As soon as legal drinking ended, purveyors of illicit alcohol came helpfully forward. As Gettler had predicted, they offered some devastatingly lethal brews.
Illicit alcohol is a big villain, and to my shock horror, I learned that the U.S. government was poisoning people under Prohibition, putting toxic additives into their own distributed batches of liquor to discourage drinking. After all, what’s a little murder of your own citizens when there are morals to uphold? Imbibers had this intentional and brutal possibility to contend with along with lesser but still scary risks and uncertainties about what was actually in the booze they procured.
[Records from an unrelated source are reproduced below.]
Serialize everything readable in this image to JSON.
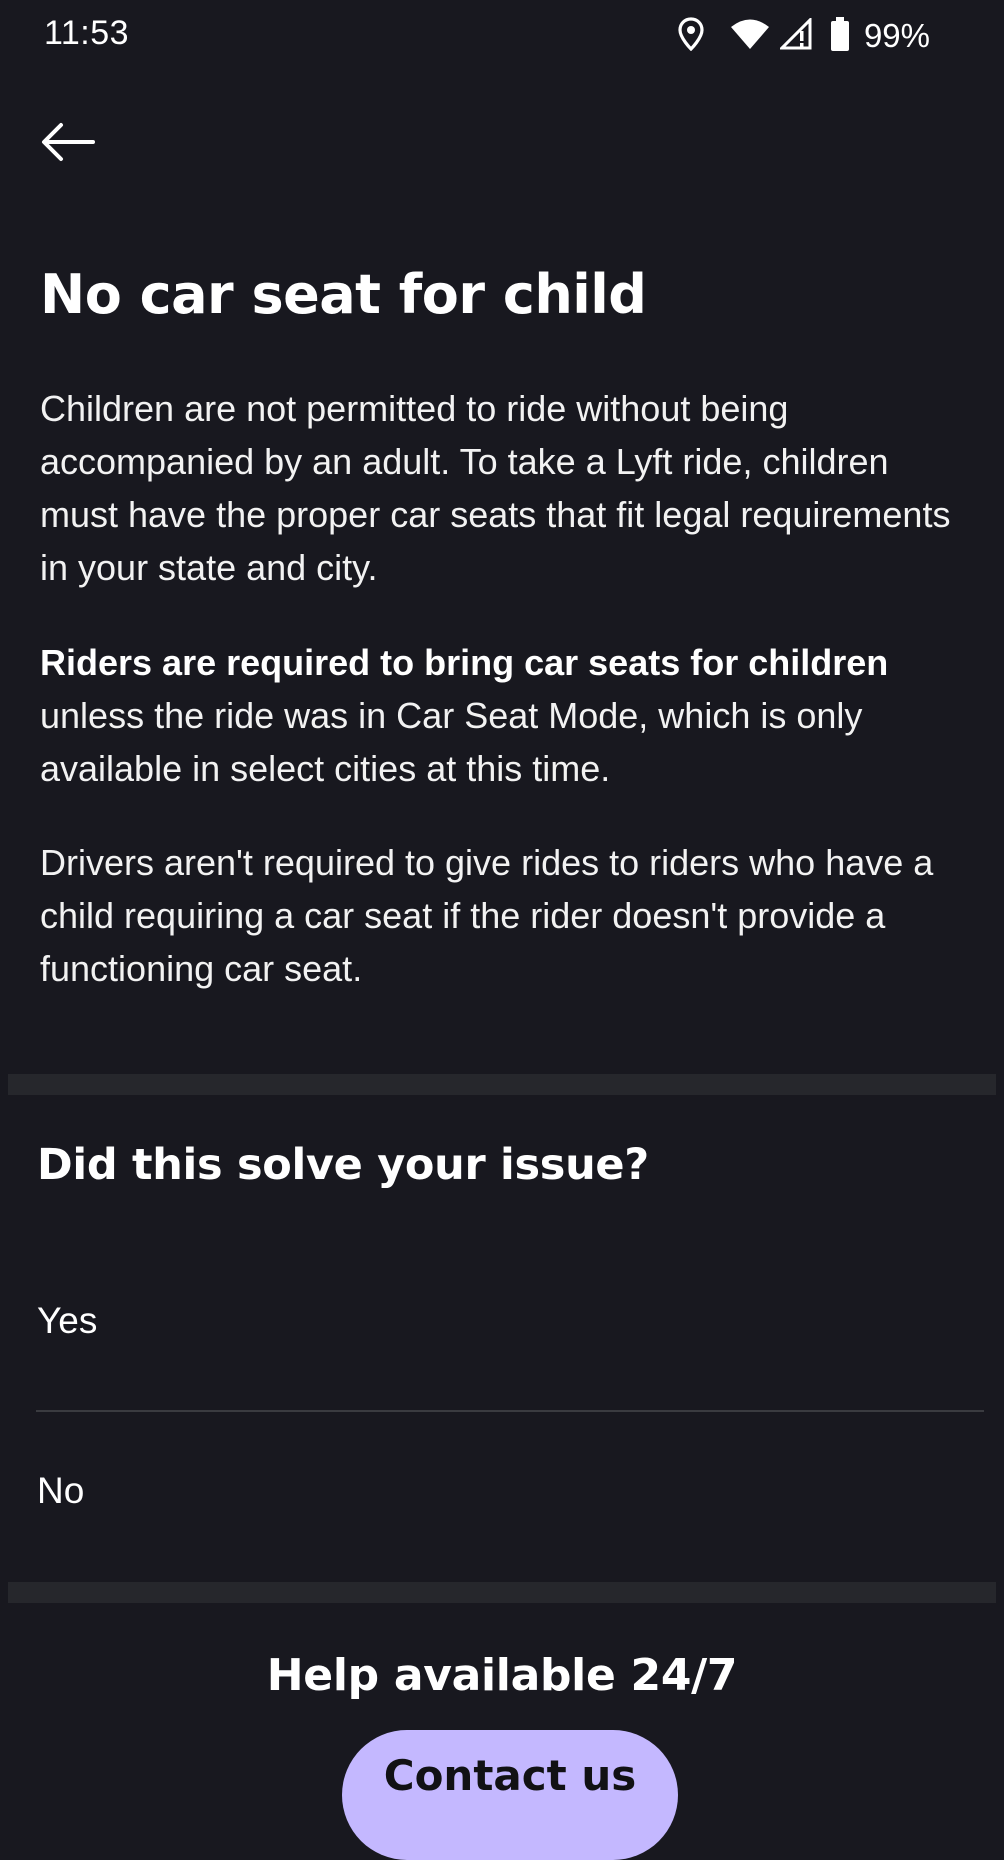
{
  "status_bar": {
    "time": "11:53",
    "icons": [
      "location-icon",
      "wifi-icon",
      "signal-icon",
      "battery-icon"
    ],
    "battery": "99%"
  },
  "header": {
    "back_icon": "arrow-left-icon"
  },
  "article": {
    "title": "No car seat for child",
    "paragraph1": "Children are not permitted to ride without being accompanied by an adult. To take a Lyft ride, children must have the proper car seats that fit legal requirements in your state and city.",
    "paragraph2_bold": "Riders are required to bring car seats for children",
    "paragraph2_rest": " unless the ride was in Car Seat Mode, which is only available in select cities at this time.",
    "paragraph3": "Drivers aren't required to give rides to riders who have a child requiring a car seat if the rider doesn't provide a functioning car seat."
  },
  "feedback": {
    "question": "Did this solve your issue?",
    "options": [
      {
        "label": "Yes"
      },
      {
        "label": "No"
      }
    ]
  },
  "help": {
    "text": "Help available 24/7",
    "button_label": "Contact us"
  },
  "colors": {
    "background": "#18181f",
    "band": "#26272c",
    "accent": "#c4b8ff"
  }
}
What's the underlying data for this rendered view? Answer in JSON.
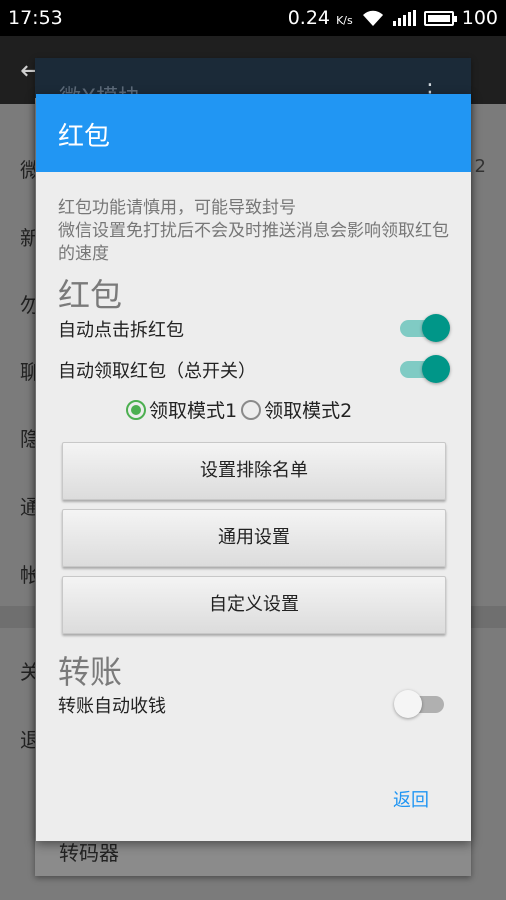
{
  "status_bar": {
    "time": "17:53",
    "speed": "0.24",
    "speed_unit": "K/s",
    "battery": "100"
  },
  "background": {
    "dialog_title": "微X模块",
    "list_items": [
      "微",
      "新",
      "勿",
      "聊",
      "隐",
      "通",
      "帐",
      "关",
      "退"
    ],
    "right_num": "2",
    "footer_text": "转码器"
  },
  "dialog": {
    "title": "红包",
    "warning": "红包功能请慎用，可能导致封号\n微信设置免打扰后不会及时推送消息会影响领取红包的速度",
    "section_redpacket": "红包",
    "auto_open_label": "自动点击拆红包",
    "auto_receive_label": "自动领取红包（总开关）",
    "mode1_label": "领取模式1",
    "mode2_label": "领取模式2",
    "btn_exclude": "设置排除名单",
    "btn_general": "通用设置",
    "btn_custom": "自定义设置",
    "section_transfer": "转账",
    "transfer_auto_label": "转账自动收钱",
    "back_label": "返回"
  },
  "state": {
    "auto_open": true,
    "auto_receive": true,
    "mode_selected": 1,
    "transfer_auto": false
  },
  "colors": {
    "header": "#2196f3",
    "switch_on": "#009688",
    "radio_checked": "#4caf50"
  }
}
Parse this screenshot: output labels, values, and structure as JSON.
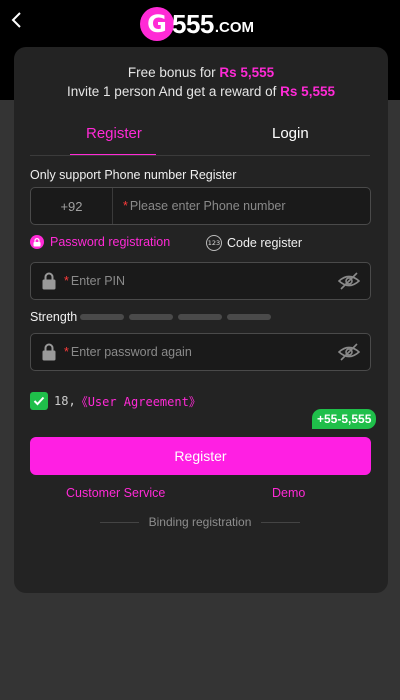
{
  "header": {
    "logo_g": "G",
    "logo_text": "555",
    "logo_tld": ".COM"
  },
  "bonus": {
    "line1_prefix": "Free bonus for ",
    "line1_amount": "Rs 5,555",
    "line2_prefix": "Invite 1 person And get a reward of ",
    "line2_amount": "Rs 5,555"
  },
  "tabs": [
    {
      "label": "Register",
      "active": true
    },
    {
      "label": "Login",
      "active": false
    }
  ],
  "form": {
    "only_support": "Only support Phone number Register",
    "phone_prefix": "+92",
    "phone_placeholder": "Please enter Phone number",
    "method_password": "Password registration",
    "method_code": "Code register",
    "code_icon_text": "123",
    "pin_placeholder": "Enter PIN",
    "strength_label": "Strength",
    "password_again_placeholder": "Enter password again",
    "agree_age": "18,",
    "agree_link": "《User Agreement》",
    "agree_checked": true
  },
  "reward_badge": "+55-5,555",
  "register_button": "Register",
  "links": {
    "customer_service": "Customer Service",
    "demo": "Demo"
  },
  "binding": "Binding registration",
  "colors": {
    "accent": "#ff2ad6",
    "button": "#ff1fe3",
    "success": "#1fbf4a",
    "card": "#232323",
    "background": "#343434"
  },
  "icons": [
    "back-arrow-icon",
    "lock-icon",
    "eye-slash-icon",
    "checkmark-icon",
    "code-123-icon",
    "password-lock-icon"
  ]
}
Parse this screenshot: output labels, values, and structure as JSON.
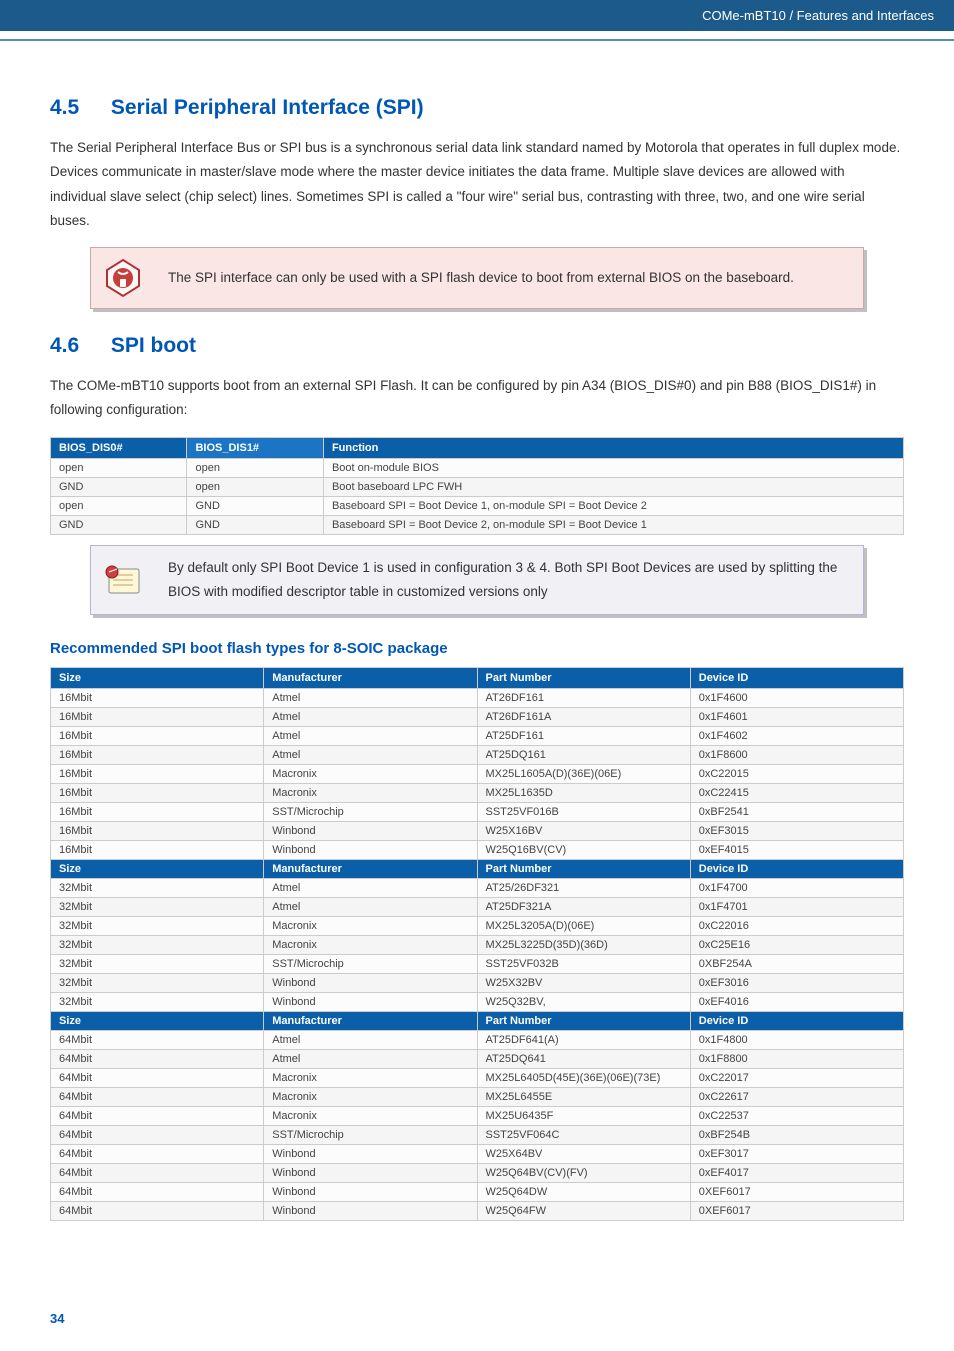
{
  "header_breadcrumb": "COMe-mBT10 / Features and Interfaces",
  "s45": {
    "num": "4.5",
    "title": "Serial Peripheral Interface (SPI)",
    "para": "The Serial Peripheral Interface Bus or SPI bus is a synchronous serial data link standard named by Motorola that operates in full duplex mode. Devices communicate in master/slave mode where the master device initiates the data frame. Multiple slave devices are allowed with individual slave select (chip select) lines. Sometimes SPI is called a \"four wire\" serial bus, contrasting with three, two, and one wire serial buses.",
    "callout": "The SPI interface can only be used with a SPI flash device to boot from external BIOS on the baseboard."
  },
  "s46": {
    "num": "4.6",
    "title": "SPI boot",
    "para": "The COMe-mBT10 supports boot from an external SPI Flash. It can be configured by pin A34 (BIOS_DIS#0) and pin B88 (BIOS_DIS1#) in following configuration:",
    "callout": "By default only SPI Boot Device 1 is used in configuration 3 & 4. Both SPI Boot Devices are used by splitting the BIOS with modified descriptor table in customized versions only"
  },
  "pin_table": {
    "headers": [
      "BIOS_DIS0#",
      "BIOS_DIS1#",
      "Function"
    ],
    "rows": [
      [
        "open",
        "open",
        "Boot on-module BIOS"
      ],
      [
        "GND",
        "open",
        "Boot baseboard LPC FWH"
      ],
      [
        "open",
        "GND",
        "Baseboard SPI = Boot Device 1, on-module SPI = Boot Device 2"
      ],
      [
        "GND",
        "GND",
        "Baseboard SPI = Boot Device 2, on-module SPI = Boot Device 1"
      ]
    ]
  },
  "flash_subheading": "Recommended SPI boot flash types for 8-SOIC package",
  "flash_headers": [
    "Size",
    "Manufacturer",
    "Part Number",
    "Device ID"
  ],
  "flash_rows": [
    {
      "t": "d",
      "c": [
        "16Mbit",
        "Atmel",
        "AT26DF161",
        "0x1F4600"
      ]
    },
    {
      "t": "d",
      "c": [
        "16Mbit",
        "Atmel",
        "AT26DF161A",
        "0x1F4601"
      ]
    },
    {
      "t": "d",
      "c": [
        "16Mbit",
        "Atmel",
        "AT25DF161",
        "0x1F4602"
      ]
    },
    {
      "t": "d",
      "c": [
        "16Mbit",
        "Atmel",
        "AT25DQ161",
        "0x1F8600"
      ]
    },
    {
      "t": "d",
      "c": [
        "16Mbit",
        "Macronix",
        "MX25L1605A(D)(36E)(06E)",
        "0xC22015"
      ]
    },
    {
      "t": "d",
      "c": [
        "16Mbit",
        "Macronix",
        "MX25L1635D",
        "0xC22415"
      ]
    },
    {
      "t": "d",
      "c": [
        "16Mbit",
        "SST/Microchip",
        "SST25VF016B",
        "0xBF2541"
      ]
    },
    {
      "t": "d",
      "c": [
        "16Mbit",
        "Winbond",
        "W25X16BV",
        "0xEF3015"
      ]
    },
    {
      "t": "d",
      "c": [
        "16Mbit",
        "Winbond",
        "W25Q16BV(CV)",
        "0xEF4015"
      ]
    },
    {
      "t": "h",
      "c": [
        "Size",
        "Manufacturer",
        "Part Number",
        "Device ID"
      ]
    },
    {
      "t": "d",
      "c": [
        "32Mbit",
        "Atmel",
        "AT25/26DF321",
        "0x1F4700"
      ]
    },
    {
      "t": "d",
      "c": [
        "32Mbit",
        "Atmel",
        "AT25DF321A",
        "0x1F4701"
      ]
    },
    {
      "t": "d",
      "c": [
        "32Mbit",
        "Macronix",
        "MX25L3205A(D)(06E)",
        "0xC22016"
      ]
    },
    {
      "t": "d",
      "c": [
        "32Mbit",
        "Macronix",
        "MX25L3225D(35D)(36D)",
        "0xC25E16"
      ]
    },
    {
      "t": "d",
      "c": [
        "32Mbit",
        "SST/Microchip",
        "SST25VF032B",
        "0XBF254A"
      ]
    },
    {
      "t": "d",
      "c": [
        "32Mbit",
        "Winbond",
        "W25X32BV",
        "0xEF3016"
      ]
    },
    {
      "t": "d",
      "c": [
        "32Mbit",
        "Winbond",
        "W25Q32BV,",
        "0xEF4016"
      ]
    },
    {
      "t": "h",
      "c": [
        "Size",
        "Manufacturer",
        "Part Number",
        "Device ID"
      ]
    },
    {
      "t": "d",
      "c": [
        "64Mbit",
        "Atmel",
        "AT25DF641(A)",
        "0x1F4800"
      ]
    },
    {
      "t": "d",
      "c": [
        "64Mbit",
        "Atmel",
        "AT25DQ641",
        "0x1F8800"
      ]
    },
    {
      "t": "d",
      "c": [
        "64Mbit",
        "Macronix",
        "MX25L6405D(45E)(36E)(06E)(73E)",
        "0xC22017"
      ]
    },
    {
      "t": "d",
      "c": [
        "64Mbit",
        "Macronix",
        "MX25L6455E",
        "0xC22617"
      ]
    },
    {
      "t": "d",
      "c": [
        "64Mbit",
        "Macronix",
        "MX25U6435F",
        "0xC22537"
      ]
    },
    {
      "t": "d",
      "c": [
        "64Mbit",
        "SST/Microchip",
        "SST25VF064C",
        "0xBF254B"
      ]
    },
    {
      "t": "d",
      "c": [
        "64Mbit",
        "Winbond",
        "W25X64BV",
        "0xEF3017"
      ]
    },
    {
      "t": "d",
      "c": [
        "64Mbit",
        "Winbond",
        "W25Q64BV(CV)(FV)",
        "0xEF4017"
      ]
    },
    {
      "t": "d",
      "c": [
        "64Mbit",
        "Winbond",
        "W25Q64DW",
        "0XEF6017"
      ]
    },
    {
      "t": "d",
      "c": [
        "64Mbit",
        "Winbond",
        "W25Q64FW",
        "0XEF6017"
      ]
    }
  ],
  "page_number": "34"
}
The primary culprit was wood (methyl) alcohol, and it could blind drinkers and make them violently ill if it didn’t kill them first. Norris was “furious” and took the government to task over it, in an interesting display of the conflict between the medical community and government during Prohibition.
On a lighter note, alcohol did lead to some humorous moments:
As the year pulled toward its close, on a festively lit Christmas Eve, a man came running—make that weaving—into Bellevue’s emergency room, claiming that Santa Claus had chased him from Fifth Avenue with a baseball bat… The latest round of hooch available in the city had not cleaned up well.
Since each chapter is one story that’s not returned to, it can leave you curious about some and I would’ve preferred if a few chapters had gone into a little more detail. But it’s so engrossing as is that this is forgivable. Blum’s writing is intelligent, suspenseful, gripping and informative. Particularly impressive is that the science, even the chemistry, is explained clearly enough that the layperson has no trouble understanding it. Chemistry was my high school nightmare so I can’t stress enough how much of an accomplishment that is. Historical true crime at its best.
The Poisoner’s Handbook:
Murder and the Birth of Forensic Medicine in Jazz Age New York
by Deborah Blum
published February 2010 by Penguin